Health care remains out of reach for many migrants in Yemen, leaving them vulnerable to untreated illnesses and injuries. Photo: IOM/Haithm Abdulbaqi

Ma’rib, Yemen – Adnan’s face lights up as soon as he spots the medical bus pulling up near his migrant settlement. He has been struggling with a fever for weeks now and is desperate for some relief. He hopes today he will find the answer he has been searching for.

Several times a week, health-care professionals working with the International Organization for Migration (IOM) set up near Adnan’s settlement in Ma’rib for three to six hours. Here, both internally displaced people and migrants like Adnan can access vital medical assistance.

“It’s sad to see such a large number of people, who are already struggling with being far from home, also facing serious health issues,” explains Doctor Abdulrahman Alqitewy, who works with IOM’s mobile medical team (MMT) in Ma’rib. “We provide medical care to migrants for various illnesses and injuries, but we often see migrants seeking help for severe wounds from stabbings or even gunshot wounds.”

MMTs provide a lifeline for migrants in Yemen, delivering vital health-care services directly to those in need. Photo: IOM/Haithm Abdulbaqi

When Adnan unexpectedly experienced severe shortness of breath, he first consulted with some of his friends, who suggested he buy medicine from a pharmacy, but this didn’t alleviate his symptoms. When the MMT pulled up, he decided to go and investigate, and brought along some money just in case.

“To my surprise, they provided all the necessary medical care, including medication, asked questions about my health, and even referred us to hospitals for further treatment – free of charge!” he recalls.
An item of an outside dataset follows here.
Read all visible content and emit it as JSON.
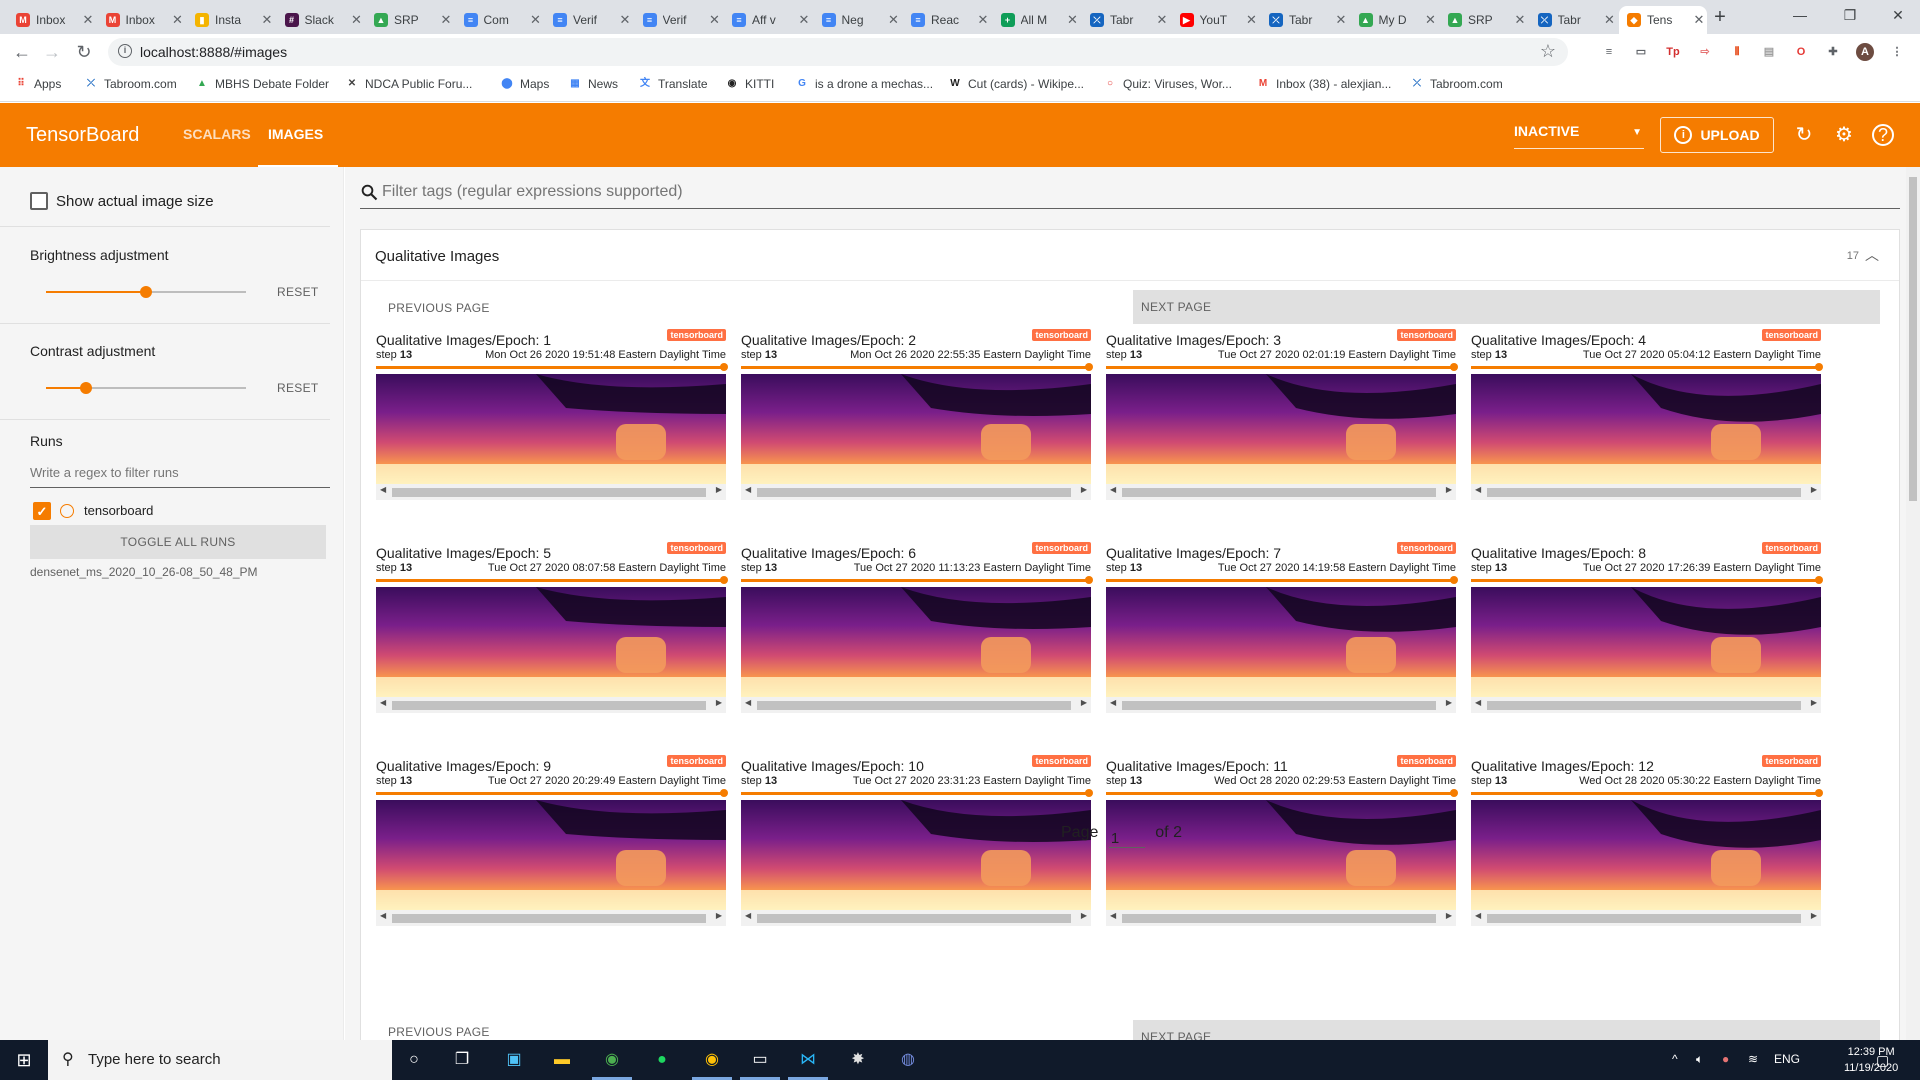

Despite the ongoing conflict, thousands of migrants like Adnan continue to transit through Yemen each year in hopes of reaching the Gulf countries to earn an income and support themselves and their families. Soon after he arrived in Ma’rib, an acquaintance introduced him to a group of migrants working in a potato field, where Adnan has been employed ever since.

Through the MMTs, migrants receive comprehensive support, from basic medical care to referrals for specialized treatment. Photo: IOM/Haithm Abdulbaqi

“Among all the jobs I’ve had, working on farms has been the most challenging,” Adnan explains. “It requires a lot more skill and stamina than you might think. We work long hours under the scorching sun.”

In Ma’rib, migrants reside primarily in migrant settlements, while others live in small shelters on the farms that employ them during harvest season. Living in dire conditions, they often face challenges accessing clean water and health-care services. “We settle wherever we find a job,” Adnan explains. “If not, we sleep wherever we find a soft spot on the ground.”

Despite the challenging circumstances, the migrant community remains tightly knit. “We help and support one another,” Adnan says. “If one of us feel sick or tired, we will assign them to lighter tasks in the fields, so that they can still earn a wage, particularly the younger ones. If one of us feels really sick, we pool money together and take them to the nearest hospital.” 

Every day, migrant workers like Adnan work tirelessly in the fields in Yemen to earn a living. Photo: IOM/Haithm Abdulbaqi

With the ability to reach displacement sites and communities located outside the coverage areas of health facilities, the MMTs serve as a lifeline for those who would otherwise lack access to critical health-care services. Additionally, MMTs conduct home visits for individuals unable to access nearby health centres, ensuring that health care reaches even the most vulnerable members of the community.

Comprising a multidisciplinary team of health-care professionals, including general practitioners, medical assistants, nurses, midwives, pharmacists, and psychologists, the teams ensure that people receive timely medical care, including referrals when necessary.

Adnan was relieved to receive prompt medical attention without worrying about the costs. All the symptoms pointed to a viral infection in his respiratory system, which had led to issues such as limb numbness and fever. He felt fortunate to have found help when he needed it the most.

Migrant communities like Adnan’s form tight bonds, offering mutual support to one another during challenging times. Photo: IOM/Haithm Abdulbaqi

MMTs are part of IOM’s comprehensive efforts to improve access to emergency life-saving and primary health-care services, including medicine and medical supplies, for people like Adnan and other vulnerable migrants. Last year alone, these teams assisted nearly 91,000 migrants and displaced people across the country and over 51,000 in Ma’rib specifically, highlighting the indispensable role organizations like IOM play in bridging health-care gaps for people on the move.

IOM’s mobile medical teams in Yemen are funded by EU Humanitarian Aid, USAID’s Bureau for Humanitarian Assistance (BHA), and the Government of Japan.

This story was written by Haithm Abdulbaqi, Media and Communications Assistant with IOM Yemen.

SDG 3 - Good Health and Well Being
SDG 10 - Reduced Inequalities
SDG 16 - Peace Justice and Strong Institutions